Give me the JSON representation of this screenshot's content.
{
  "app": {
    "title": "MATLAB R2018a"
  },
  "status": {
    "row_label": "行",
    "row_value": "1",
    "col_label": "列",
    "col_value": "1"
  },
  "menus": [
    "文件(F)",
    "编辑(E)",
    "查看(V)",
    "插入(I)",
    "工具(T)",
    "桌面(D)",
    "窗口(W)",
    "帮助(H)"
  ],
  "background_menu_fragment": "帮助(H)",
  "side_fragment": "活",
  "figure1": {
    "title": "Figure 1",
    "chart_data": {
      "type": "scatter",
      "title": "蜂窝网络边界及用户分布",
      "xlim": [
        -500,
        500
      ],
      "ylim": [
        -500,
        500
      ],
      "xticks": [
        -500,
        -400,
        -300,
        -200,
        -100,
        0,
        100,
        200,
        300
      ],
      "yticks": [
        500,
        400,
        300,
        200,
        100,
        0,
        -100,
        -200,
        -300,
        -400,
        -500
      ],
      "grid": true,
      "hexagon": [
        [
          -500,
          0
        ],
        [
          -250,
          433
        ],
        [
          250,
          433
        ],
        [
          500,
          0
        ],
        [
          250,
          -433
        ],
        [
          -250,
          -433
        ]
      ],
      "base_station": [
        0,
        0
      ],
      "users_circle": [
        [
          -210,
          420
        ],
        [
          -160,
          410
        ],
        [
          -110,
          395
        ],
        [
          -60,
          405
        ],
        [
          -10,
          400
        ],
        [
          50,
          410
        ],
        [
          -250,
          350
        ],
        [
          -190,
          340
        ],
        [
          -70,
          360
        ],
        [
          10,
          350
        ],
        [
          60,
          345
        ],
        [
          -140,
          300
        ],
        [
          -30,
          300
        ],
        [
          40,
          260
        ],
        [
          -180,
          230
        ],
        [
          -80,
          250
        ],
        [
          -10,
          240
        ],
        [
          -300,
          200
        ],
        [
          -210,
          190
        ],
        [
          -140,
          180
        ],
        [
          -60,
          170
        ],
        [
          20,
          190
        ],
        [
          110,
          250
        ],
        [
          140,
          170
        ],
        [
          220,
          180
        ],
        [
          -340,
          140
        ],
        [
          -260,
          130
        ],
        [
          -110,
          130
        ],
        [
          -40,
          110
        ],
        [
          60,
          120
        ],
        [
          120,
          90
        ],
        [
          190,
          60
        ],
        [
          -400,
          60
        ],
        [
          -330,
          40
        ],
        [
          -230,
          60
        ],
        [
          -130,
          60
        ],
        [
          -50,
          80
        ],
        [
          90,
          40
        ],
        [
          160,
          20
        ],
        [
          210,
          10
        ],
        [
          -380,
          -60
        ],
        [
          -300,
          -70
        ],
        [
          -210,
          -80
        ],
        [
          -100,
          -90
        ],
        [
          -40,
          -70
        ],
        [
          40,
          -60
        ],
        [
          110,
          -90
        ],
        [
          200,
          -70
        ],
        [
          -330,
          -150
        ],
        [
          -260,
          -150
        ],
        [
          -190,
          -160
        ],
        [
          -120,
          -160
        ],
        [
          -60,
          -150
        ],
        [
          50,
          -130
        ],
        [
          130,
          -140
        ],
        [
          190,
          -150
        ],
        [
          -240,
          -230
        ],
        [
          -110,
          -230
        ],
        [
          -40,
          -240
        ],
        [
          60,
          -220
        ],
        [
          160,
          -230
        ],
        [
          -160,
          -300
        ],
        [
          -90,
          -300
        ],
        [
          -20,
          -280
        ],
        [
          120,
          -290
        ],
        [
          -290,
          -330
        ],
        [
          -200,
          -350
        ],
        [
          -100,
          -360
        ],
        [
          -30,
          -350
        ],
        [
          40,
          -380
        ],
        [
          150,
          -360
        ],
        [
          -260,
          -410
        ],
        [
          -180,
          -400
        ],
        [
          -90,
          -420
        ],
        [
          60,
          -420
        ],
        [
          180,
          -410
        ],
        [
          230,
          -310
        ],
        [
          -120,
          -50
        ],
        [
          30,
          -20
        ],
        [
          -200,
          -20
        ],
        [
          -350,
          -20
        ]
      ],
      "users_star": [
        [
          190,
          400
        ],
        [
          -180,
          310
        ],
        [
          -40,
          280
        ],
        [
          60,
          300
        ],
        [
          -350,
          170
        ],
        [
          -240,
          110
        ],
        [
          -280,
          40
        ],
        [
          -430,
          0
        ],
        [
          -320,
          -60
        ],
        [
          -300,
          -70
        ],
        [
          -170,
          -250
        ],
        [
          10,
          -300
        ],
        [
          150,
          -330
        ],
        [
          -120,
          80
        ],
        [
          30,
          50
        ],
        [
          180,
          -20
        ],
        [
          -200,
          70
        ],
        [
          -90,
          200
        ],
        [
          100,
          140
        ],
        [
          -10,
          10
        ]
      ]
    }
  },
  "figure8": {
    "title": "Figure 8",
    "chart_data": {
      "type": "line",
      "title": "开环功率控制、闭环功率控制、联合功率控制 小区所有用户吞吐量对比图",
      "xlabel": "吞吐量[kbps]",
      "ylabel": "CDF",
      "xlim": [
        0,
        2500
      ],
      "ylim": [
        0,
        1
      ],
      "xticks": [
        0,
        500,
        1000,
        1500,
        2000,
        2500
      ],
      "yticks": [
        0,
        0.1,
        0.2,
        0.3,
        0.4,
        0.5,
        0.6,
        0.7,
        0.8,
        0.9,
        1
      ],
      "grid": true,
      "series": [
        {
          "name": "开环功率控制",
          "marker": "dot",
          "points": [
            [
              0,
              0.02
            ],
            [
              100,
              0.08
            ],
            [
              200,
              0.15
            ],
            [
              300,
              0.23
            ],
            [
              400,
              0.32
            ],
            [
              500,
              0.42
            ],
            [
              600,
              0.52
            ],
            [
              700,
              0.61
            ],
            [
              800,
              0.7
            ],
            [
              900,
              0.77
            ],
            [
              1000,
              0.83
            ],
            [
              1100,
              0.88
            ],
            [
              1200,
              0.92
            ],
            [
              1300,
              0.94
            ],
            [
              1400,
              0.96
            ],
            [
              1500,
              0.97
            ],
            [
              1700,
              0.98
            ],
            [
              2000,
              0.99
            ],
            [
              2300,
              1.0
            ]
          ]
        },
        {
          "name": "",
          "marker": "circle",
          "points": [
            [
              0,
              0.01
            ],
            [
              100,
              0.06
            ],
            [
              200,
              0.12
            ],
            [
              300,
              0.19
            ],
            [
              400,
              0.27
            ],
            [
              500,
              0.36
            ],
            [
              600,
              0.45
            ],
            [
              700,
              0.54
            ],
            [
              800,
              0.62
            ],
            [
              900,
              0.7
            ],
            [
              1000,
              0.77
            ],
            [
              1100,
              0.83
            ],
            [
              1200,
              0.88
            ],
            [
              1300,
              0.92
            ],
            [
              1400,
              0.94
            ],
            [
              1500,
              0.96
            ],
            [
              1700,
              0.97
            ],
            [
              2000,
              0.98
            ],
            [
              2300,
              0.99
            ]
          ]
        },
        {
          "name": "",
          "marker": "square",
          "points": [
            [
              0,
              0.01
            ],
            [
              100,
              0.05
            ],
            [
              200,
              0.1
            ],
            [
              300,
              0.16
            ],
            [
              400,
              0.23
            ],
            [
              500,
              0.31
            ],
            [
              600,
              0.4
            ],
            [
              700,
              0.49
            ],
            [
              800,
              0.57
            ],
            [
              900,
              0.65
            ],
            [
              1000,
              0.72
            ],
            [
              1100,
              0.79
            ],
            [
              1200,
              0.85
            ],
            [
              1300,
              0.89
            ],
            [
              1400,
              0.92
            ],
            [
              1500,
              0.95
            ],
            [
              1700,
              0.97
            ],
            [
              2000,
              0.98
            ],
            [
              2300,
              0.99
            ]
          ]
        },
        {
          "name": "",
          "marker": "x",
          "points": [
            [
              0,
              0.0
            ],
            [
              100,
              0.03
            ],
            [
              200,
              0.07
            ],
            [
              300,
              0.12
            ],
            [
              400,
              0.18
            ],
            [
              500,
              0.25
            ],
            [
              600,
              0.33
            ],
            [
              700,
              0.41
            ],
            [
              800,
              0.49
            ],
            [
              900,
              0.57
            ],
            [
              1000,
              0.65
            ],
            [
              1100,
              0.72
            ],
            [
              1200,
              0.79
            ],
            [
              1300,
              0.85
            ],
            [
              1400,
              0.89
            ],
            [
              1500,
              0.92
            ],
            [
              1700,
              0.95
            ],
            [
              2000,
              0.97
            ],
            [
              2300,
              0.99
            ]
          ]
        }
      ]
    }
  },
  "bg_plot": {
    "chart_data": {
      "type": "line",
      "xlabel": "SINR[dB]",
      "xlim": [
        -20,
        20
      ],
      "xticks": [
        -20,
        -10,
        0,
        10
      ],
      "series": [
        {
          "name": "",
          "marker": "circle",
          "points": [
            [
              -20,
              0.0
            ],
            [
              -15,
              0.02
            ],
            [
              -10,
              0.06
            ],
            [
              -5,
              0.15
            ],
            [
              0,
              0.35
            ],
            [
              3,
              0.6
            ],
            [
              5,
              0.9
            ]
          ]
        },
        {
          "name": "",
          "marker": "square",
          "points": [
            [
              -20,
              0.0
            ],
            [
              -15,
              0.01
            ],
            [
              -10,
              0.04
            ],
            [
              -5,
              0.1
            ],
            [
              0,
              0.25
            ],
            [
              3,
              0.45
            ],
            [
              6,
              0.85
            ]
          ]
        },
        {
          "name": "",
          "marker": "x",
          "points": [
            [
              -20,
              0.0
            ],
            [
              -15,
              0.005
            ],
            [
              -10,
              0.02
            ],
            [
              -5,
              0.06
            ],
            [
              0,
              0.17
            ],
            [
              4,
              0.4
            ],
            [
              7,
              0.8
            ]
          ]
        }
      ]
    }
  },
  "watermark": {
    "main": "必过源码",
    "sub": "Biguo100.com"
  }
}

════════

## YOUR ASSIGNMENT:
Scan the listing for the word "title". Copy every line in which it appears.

## EXPECTED ANSWER:
    "title": "MATLAB R2018a"
    "title": "Figure 1",
      "title": "蜂窝网络边界及用户分布",
    "title": "Figure 8",
      "title": "开环功率控制、闭环功率控制、联合功率控制 小区所有用户吞吐量对比图",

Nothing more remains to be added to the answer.